Even though Gazillion features a Playbill and is held in the same theater facility as Avenue Q, it’s not any sort of traditional production. Everyone in the audience was either a kid or accompanied by a kid. Fuck, it’s all about the bubbles. Kids love bubbles.

I digress. We had pretty good seats, three back from the front row. Behind us were two little kids, a mother and a grandmother wearing a ridiculously ugly and inappropriate dress. Throughout the program, Grandma spoke to her grandkids in loud, annoying tones. I can’t fully explain it, but it was a 60-year-old woman basically using baby talk to communicate.
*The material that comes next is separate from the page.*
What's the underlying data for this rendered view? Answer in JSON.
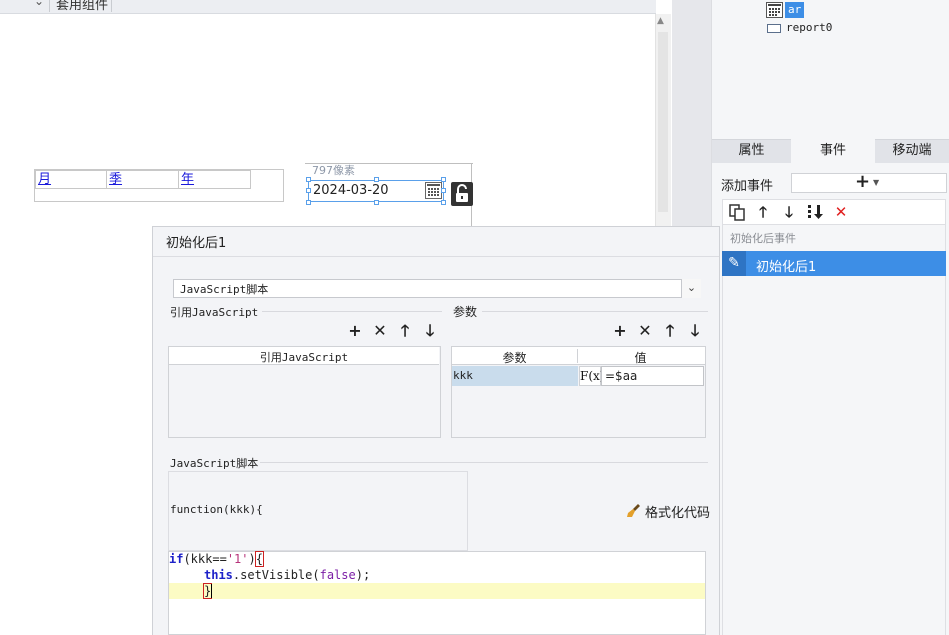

She’d turn to her grandson and say something like, “Ty-ler, th-ose are bu-bb-les.” God, it was sooooo grating, and on multiple occasions Casey turned to me with a familiar, “Can you please do something about this awfulness?” glare.

Sadly, there was little to be done. It was a kiddie show, with a kiddie audience, and no, “Please don’t speak during the performance” announcement. Grandma was permitted to speak—even though it ruined everything.

The point? Not sure there is one. But I really do hate hearing adults converse in baby tones, just because they’re speaking with children. It’s the worst.

Showtime Book
Love Me, Hate Me Barry Bonds Book
Sweetness Walter Peyton Book
The Bad Guys Won Book
The Rocket that Fell to Earth Book
Boys Will Be Boys Book

Once again, Jeff Pearlman has produced an exhaustively researched, elegantly written book that re-creates one of the most colorful and memorable teams of the modern era. No basketball fan's bookshelf will be complete without it.

— Seth Davis, author of Wooden: A Coach's Life